"How many have there really been? We just don't have any idea," complained Dr. David Hager of the Christian Medical Association.
What happens now? The petition should trigger the FDA to conduct an internal investigation of its approval procedures. In the meantime, pro-lifers insist that all these scientific shortcuts put a big dent in the argument of abortion advocates that their greatest concern is the life and health of the mother. | Tim Graham
The shoes still fit
Out with the new, in with the old. Growing numbers of teenagers today reject hip, hyper-expensive sports shoes for designs from a generation ago. Happily for parents, these classic models are less expensive than the latest styles.
What some call "old-school" sneakers have retro looks like those of the 1970s and '80s. Dozens of old designs have returned to meet the demand, like the Nike Cortez, the Converse Weapon, and the Adidas Copenhagen. Such shoes now make up about one-quarter of the $5 billion global sports shoe market. At Footlocker stores, the classic shoe rack exploded in size last May; it now takes up half of the chain's displays of men's athletic shoes.
Price may be driving this boom. Most of the retro shoes sell for under $100 a pair, even when bearing major logos, while the newest lines cost around $160. Still, the rise of old-school sneakers may be a sign of a trend away from the ultramodern toward the tried and true.
Old designs are also attractive for shoe companies. They paid for the designs years ago and the shoes don't require costly marketing campaigns. Teenagers are snapping them up, and older customers like rediscovering shoes they wore years ago.
The king of all old-school shoes may be the Converse canvas Chuck Taylor All Stars. The model has scarcely changed since its 1917 debut, and Converse reportedly has sold over 500 million pairs of the classic basketball shoe.
Leopard changes spots
Raymond Leopard feels guilty-and he wants tobacco companies to pay $65 million as his penance.
Mr. Leopard modeled for R.J. Reynolds cigarette ads between 1978 and 1980, but he claims that he didn't understand at the time the dangers of smoking. So now he's suing R.J. Reynolds Tobacco and one-time parent company R.J.R. Nabisco for $65 million in "damages." But lawyers for the companies last week tried to have the suit dismissed.

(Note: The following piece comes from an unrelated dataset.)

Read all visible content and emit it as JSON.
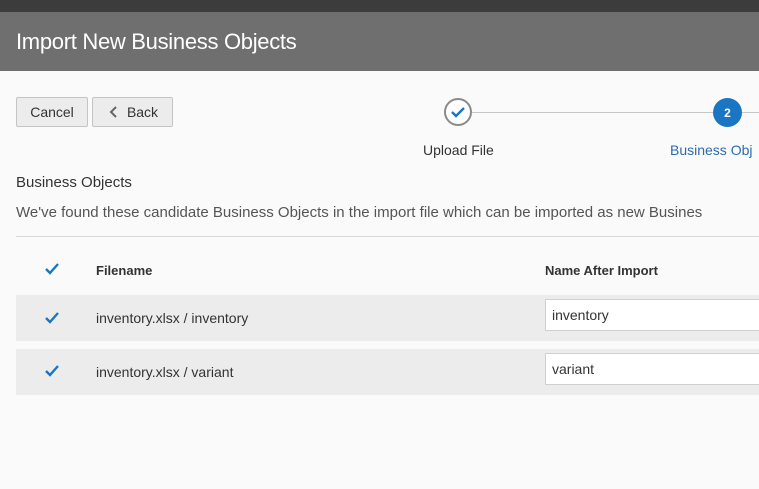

The former model, now 52, posed as the "Winston Man" in magazine ads. He said they featured a made-up testimonial that he smoked Winstons because of the taste. But the model claims he never smoked the brand-and even had to leave the photo studio to smoke because he used a competing brand.
Saying that millions died because of his work, Mr. Leopard wants to use the $65 million to promote an anti-tobacco message. "Back when I did the ads ... I was a health nut," Mr. Leopard said. "I was a vegetarian; I did smoke, I smoked a different brand," he said. "I thought basically it makes you winded."
The companies call Mr. Leopard's lawsuit frivolous, and they filed a motion to have the case dismissed. He "seeks to recover $40 million in compensatory damages, in addition to punitive damages for alleged health effects of smoking even though [his] complaint never alleges the plaintiff ever smoked a single Winston cigarette," the motion said. "That is untenable."